**What you will do:** Which lines have the string "name"? Copy all of them from the entries below.

**Material for this task:**

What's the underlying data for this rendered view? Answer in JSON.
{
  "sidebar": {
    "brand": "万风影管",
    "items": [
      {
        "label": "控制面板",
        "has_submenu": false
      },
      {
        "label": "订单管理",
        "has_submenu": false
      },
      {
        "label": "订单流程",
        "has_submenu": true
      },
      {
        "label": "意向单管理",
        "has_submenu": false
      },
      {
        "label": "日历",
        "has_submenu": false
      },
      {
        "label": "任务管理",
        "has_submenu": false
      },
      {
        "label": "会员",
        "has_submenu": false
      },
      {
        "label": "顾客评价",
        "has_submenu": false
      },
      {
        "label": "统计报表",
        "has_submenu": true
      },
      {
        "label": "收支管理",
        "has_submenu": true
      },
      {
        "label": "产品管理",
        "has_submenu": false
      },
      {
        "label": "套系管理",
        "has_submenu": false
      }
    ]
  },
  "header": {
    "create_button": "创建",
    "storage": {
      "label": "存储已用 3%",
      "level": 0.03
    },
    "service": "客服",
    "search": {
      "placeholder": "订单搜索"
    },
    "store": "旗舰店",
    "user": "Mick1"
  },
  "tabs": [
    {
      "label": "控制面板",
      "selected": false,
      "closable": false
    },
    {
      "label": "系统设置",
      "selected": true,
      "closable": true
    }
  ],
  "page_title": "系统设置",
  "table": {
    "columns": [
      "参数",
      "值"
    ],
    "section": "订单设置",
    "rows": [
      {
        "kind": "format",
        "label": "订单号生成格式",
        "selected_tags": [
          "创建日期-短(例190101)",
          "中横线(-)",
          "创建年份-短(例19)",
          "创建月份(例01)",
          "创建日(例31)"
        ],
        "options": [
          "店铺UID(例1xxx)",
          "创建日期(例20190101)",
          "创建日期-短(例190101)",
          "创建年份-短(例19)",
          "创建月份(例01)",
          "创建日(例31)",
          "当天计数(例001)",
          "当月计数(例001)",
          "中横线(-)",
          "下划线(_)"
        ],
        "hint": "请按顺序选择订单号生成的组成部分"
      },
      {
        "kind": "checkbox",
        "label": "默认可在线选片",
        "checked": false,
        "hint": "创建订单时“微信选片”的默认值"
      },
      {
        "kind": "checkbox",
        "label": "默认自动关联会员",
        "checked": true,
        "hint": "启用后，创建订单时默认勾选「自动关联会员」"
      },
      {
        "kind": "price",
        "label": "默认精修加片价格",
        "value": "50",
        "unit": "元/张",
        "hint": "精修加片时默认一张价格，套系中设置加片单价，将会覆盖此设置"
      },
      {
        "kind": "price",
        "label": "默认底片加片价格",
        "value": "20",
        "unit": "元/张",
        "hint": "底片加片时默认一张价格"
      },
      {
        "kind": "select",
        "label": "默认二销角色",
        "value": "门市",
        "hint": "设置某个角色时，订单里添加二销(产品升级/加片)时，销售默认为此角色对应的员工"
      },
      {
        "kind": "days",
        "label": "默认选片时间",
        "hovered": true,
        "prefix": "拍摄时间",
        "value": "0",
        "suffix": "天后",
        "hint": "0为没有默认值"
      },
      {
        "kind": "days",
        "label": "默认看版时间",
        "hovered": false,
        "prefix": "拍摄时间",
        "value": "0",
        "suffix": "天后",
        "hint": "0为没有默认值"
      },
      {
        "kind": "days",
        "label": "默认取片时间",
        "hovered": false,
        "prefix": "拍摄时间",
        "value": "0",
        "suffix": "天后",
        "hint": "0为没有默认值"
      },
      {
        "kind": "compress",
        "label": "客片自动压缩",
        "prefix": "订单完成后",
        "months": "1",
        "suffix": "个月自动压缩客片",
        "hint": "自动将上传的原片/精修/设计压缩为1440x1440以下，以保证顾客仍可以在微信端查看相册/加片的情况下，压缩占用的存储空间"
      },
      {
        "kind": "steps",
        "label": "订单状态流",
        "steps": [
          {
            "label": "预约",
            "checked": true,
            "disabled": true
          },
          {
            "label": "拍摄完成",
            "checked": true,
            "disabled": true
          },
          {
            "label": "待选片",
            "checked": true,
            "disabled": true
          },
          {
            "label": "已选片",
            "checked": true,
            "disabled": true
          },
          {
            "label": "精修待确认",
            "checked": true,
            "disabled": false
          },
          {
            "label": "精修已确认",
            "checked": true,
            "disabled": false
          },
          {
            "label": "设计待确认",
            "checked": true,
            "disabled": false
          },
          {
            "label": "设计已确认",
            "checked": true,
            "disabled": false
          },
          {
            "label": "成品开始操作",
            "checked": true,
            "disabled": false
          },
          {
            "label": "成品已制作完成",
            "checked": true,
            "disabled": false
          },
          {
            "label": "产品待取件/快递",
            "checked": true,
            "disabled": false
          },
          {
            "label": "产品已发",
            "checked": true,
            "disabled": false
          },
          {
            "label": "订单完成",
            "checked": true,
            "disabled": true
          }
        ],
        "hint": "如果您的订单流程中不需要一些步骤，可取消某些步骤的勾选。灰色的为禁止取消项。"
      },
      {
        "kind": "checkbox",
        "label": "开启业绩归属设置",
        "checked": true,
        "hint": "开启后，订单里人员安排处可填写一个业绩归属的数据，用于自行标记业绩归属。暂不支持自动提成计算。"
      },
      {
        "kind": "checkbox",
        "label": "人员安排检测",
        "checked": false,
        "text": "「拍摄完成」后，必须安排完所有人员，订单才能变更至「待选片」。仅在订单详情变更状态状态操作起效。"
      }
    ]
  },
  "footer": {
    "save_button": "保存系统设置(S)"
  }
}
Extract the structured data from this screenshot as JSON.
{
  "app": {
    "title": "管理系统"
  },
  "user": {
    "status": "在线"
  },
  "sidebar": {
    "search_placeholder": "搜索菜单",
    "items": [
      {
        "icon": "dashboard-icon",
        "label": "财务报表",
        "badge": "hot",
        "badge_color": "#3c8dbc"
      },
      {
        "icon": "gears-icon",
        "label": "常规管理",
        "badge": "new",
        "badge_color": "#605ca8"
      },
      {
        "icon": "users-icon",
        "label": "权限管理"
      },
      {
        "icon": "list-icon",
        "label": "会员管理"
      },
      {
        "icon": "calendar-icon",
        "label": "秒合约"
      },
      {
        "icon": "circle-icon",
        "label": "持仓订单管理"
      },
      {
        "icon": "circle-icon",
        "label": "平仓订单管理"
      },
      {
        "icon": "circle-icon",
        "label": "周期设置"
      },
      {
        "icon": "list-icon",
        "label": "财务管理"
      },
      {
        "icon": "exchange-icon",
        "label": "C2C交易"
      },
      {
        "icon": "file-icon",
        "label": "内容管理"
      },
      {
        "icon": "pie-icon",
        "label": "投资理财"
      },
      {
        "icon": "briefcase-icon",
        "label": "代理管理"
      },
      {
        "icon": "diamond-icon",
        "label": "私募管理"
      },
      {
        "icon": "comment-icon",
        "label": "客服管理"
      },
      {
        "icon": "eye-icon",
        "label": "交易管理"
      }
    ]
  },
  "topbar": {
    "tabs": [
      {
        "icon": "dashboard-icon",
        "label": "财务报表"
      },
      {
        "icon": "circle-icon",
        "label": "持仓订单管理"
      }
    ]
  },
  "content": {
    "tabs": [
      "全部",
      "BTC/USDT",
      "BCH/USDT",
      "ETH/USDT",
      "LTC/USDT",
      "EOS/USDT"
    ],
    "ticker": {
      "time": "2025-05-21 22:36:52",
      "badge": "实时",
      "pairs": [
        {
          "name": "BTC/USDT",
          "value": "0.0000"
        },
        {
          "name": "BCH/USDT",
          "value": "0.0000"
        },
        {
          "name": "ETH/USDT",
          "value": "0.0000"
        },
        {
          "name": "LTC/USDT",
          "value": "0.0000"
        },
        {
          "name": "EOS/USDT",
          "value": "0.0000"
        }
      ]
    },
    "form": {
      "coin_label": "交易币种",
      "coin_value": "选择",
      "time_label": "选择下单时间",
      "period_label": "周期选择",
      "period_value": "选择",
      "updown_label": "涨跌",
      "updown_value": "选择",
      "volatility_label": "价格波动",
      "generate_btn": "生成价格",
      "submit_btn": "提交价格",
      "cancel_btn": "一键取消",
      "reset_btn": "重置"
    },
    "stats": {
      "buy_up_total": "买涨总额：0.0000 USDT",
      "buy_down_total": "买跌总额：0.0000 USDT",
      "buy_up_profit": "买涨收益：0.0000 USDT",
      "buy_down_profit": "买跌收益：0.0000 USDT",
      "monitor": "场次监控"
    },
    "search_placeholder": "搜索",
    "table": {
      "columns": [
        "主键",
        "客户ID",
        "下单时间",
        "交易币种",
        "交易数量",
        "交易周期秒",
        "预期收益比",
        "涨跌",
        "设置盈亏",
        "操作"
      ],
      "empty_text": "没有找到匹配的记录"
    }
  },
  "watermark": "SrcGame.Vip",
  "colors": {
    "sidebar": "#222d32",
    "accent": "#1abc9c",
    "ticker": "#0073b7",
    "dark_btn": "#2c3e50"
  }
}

**Solution for this exercise:**
          "name": "BTC/USDT",
          "name": "BCH/USDT",
          "name": "ETH/USDT",
          "name": "LTC/USDT",
          "name": "EOS/USDT",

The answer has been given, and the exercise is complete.